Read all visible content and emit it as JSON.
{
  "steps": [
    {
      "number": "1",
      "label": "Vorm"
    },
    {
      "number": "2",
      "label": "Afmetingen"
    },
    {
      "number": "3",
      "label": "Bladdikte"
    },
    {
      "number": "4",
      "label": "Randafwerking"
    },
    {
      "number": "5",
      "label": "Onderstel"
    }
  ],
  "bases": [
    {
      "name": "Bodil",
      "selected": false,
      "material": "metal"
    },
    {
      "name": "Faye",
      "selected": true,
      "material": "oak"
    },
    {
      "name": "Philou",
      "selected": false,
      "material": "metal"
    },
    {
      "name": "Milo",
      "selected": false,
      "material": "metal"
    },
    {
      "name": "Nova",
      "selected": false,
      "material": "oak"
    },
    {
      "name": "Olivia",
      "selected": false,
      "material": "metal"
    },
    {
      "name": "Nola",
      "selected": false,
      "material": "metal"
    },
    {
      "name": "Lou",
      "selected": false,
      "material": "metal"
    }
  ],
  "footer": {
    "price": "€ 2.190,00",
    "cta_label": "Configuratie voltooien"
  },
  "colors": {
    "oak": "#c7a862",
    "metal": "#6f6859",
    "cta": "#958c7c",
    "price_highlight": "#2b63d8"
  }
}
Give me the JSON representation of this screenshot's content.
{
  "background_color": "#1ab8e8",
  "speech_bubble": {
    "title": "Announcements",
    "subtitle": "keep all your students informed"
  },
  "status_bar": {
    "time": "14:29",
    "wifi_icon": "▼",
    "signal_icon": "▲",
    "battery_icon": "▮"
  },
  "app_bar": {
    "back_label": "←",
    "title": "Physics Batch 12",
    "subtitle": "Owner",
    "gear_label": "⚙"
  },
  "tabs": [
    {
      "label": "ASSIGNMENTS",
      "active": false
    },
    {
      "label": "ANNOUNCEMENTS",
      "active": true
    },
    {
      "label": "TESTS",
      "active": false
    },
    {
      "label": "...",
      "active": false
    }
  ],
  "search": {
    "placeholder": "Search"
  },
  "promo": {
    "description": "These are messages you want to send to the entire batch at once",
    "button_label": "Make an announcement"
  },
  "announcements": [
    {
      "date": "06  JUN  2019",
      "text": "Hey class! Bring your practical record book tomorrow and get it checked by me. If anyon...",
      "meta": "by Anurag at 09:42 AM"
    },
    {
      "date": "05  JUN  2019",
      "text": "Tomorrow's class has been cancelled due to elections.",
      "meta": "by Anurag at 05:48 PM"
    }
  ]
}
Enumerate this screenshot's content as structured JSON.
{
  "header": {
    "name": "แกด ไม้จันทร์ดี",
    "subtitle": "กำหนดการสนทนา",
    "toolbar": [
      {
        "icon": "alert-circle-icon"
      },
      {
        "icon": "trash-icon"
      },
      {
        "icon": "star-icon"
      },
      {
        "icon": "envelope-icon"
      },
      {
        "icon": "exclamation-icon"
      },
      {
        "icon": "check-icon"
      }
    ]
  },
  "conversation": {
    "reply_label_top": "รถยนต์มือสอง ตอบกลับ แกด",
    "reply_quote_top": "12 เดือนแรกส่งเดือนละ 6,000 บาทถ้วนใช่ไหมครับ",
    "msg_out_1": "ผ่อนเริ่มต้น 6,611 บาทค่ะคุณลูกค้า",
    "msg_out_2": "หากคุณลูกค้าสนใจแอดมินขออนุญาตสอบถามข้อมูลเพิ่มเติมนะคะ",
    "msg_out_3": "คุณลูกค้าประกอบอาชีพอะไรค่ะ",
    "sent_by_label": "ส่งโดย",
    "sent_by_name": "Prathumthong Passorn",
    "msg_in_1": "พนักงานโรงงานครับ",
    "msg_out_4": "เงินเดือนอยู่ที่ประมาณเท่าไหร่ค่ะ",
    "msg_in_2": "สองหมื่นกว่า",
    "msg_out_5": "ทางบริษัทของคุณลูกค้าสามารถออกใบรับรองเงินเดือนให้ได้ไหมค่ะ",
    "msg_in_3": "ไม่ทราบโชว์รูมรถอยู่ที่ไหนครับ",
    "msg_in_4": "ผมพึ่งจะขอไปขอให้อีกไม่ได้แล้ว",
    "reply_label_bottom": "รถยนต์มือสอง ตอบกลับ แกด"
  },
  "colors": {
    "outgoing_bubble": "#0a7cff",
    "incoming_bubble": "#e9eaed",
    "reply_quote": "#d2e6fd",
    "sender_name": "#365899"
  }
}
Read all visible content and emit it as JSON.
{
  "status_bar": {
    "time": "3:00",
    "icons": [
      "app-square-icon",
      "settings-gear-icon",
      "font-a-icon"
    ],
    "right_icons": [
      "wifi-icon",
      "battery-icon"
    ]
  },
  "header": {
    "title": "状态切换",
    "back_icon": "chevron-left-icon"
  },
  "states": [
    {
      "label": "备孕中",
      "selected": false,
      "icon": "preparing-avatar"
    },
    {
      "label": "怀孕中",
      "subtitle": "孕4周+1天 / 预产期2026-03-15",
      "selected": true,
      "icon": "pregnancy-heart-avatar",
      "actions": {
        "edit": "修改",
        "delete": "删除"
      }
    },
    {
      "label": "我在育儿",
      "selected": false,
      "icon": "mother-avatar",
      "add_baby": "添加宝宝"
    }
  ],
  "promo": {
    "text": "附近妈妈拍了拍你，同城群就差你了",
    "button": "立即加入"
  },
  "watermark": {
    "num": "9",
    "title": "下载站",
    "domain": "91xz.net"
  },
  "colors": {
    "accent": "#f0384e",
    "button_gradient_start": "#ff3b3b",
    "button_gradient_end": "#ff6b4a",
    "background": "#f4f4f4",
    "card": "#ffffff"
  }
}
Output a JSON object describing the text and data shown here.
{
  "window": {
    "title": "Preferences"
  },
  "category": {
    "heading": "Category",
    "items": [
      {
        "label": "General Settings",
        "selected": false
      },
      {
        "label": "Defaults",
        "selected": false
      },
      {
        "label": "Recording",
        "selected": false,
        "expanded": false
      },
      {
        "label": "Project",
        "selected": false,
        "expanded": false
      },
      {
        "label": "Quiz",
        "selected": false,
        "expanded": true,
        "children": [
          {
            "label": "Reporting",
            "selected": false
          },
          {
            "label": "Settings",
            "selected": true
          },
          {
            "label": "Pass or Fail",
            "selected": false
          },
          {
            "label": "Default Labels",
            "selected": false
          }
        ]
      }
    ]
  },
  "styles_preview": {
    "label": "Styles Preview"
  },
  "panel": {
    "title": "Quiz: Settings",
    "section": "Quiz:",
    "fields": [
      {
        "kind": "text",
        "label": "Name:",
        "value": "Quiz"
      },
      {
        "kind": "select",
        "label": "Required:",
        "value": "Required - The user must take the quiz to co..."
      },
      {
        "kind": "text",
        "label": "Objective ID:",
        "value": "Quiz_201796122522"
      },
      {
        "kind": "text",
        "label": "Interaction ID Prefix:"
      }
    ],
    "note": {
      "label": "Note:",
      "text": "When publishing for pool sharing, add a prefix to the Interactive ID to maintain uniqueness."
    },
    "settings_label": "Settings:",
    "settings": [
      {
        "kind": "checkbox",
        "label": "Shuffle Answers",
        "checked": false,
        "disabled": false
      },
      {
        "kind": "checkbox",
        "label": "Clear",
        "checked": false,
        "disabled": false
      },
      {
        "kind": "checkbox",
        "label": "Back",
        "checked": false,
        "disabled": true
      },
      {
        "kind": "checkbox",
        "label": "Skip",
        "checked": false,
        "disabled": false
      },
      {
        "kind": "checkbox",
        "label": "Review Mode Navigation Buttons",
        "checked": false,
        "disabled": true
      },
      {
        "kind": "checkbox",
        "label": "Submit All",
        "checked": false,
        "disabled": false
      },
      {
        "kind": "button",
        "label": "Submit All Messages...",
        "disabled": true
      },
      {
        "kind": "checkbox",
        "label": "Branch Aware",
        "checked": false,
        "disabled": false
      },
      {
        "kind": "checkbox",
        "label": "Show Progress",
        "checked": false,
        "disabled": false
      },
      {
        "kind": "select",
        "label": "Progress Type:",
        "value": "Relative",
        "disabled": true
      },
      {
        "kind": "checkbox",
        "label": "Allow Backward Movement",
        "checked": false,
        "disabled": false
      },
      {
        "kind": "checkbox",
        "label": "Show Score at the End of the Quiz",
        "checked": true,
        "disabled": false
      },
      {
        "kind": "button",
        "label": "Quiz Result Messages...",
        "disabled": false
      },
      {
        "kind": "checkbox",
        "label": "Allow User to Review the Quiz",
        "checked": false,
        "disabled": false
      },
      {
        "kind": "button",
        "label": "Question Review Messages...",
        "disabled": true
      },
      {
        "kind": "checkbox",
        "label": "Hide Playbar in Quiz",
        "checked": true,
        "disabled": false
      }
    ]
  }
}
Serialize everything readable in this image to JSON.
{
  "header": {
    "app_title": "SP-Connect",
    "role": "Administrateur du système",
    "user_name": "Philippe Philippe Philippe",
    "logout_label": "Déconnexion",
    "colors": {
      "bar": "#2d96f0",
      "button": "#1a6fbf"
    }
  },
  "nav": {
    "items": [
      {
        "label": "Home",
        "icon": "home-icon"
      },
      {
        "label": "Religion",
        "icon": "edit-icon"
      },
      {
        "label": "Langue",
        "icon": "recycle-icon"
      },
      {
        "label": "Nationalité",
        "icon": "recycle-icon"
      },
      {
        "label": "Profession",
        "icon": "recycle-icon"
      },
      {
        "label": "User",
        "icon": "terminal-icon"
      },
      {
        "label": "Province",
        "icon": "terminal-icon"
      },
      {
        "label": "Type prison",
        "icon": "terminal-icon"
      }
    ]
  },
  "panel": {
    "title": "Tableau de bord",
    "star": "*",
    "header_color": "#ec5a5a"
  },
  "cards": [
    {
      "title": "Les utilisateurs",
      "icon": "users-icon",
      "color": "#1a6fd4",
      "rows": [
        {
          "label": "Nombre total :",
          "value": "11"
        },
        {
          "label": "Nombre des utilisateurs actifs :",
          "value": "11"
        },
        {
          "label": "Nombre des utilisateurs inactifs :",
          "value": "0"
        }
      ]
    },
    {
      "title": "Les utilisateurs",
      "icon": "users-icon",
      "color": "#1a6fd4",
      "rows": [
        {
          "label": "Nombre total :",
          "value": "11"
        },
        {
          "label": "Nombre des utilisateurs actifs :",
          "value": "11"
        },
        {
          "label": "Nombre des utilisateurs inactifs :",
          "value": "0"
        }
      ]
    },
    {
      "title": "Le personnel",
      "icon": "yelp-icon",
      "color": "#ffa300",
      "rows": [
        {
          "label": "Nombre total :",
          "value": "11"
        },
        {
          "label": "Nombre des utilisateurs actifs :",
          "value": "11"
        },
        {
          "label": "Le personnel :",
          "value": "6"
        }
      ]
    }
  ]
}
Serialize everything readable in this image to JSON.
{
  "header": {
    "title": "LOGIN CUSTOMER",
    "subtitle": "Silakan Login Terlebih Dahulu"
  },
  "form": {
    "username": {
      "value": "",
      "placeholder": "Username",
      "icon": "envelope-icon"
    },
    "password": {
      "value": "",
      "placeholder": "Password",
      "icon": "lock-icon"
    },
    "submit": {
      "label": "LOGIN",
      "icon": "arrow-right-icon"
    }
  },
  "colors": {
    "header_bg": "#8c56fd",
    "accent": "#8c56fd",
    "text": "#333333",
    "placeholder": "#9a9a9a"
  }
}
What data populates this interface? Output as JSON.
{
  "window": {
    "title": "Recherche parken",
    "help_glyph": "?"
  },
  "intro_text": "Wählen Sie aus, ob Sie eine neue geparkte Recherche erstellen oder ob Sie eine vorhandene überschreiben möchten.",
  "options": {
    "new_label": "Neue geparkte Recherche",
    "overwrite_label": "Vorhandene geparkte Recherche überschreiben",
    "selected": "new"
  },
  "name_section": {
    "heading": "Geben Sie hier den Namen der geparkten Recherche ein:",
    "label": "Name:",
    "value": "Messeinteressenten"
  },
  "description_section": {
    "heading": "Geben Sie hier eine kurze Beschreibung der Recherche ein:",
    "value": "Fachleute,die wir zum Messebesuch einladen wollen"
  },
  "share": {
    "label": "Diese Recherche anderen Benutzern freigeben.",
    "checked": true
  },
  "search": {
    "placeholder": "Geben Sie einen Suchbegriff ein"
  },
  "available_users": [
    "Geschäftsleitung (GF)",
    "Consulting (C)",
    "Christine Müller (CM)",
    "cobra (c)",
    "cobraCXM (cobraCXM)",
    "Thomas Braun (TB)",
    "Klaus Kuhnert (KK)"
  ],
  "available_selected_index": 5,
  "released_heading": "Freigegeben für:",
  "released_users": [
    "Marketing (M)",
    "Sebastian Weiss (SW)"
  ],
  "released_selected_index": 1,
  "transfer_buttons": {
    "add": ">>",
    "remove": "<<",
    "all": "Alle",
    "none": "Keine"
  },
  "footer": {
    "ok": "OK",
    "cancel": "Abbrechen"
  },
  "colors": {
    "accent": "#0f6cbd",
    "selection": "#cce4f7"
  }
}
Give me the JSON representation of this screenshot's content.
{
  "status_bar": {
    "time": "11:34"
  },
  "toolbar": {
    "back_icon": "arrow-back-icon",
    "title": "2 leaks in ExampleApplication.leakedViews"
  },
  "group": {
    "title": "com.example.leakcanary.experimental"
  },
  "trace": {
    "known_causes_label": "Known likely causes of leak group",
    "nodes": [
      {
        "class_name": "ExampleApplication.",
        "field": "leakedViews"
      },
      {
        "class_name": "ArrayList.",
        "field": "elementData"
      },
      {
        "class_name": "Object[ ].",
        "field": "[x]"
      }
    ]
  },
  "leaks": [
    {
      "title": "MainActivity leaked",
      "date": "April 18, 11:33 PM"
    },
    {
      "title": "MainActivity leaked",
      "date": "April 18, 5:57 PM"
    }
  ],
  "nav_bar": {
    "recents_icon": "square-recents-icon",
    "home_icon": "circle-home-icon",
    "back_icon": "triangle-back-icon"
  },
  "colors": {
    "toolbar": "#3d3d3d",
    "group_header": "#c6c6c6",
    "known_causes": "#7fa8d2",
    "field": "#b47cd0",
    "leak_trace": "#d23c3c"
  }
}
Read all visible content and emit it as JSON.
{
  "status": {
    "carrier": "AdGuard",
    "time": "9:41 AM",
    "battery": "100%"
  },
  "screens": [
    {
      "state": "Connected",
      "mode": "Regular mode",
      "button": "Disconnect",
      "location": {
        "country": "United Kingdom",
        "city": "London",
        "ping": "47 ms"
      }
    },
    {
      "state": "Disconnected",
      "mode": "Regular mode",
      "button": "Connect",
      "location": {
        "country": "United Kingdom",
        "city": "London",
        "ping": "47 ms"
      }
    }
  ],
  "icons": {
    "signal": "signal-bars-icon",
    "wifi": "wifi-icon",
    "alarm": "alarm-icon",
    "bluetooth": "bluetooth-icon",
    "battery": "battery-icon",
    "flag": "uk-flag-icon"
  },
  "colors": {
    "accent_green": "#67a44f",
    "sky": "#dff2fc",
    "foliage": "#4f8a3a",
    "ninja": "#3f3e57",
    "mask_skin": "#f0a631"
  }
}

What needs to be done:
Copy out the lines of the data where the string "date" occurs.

The completed task:
      "date": "06  JUN  2019",
      "date": "05  JUN  2019",
      "date": "April 18, 11:33 PM"
      "date": "April 18, 5:57 PM"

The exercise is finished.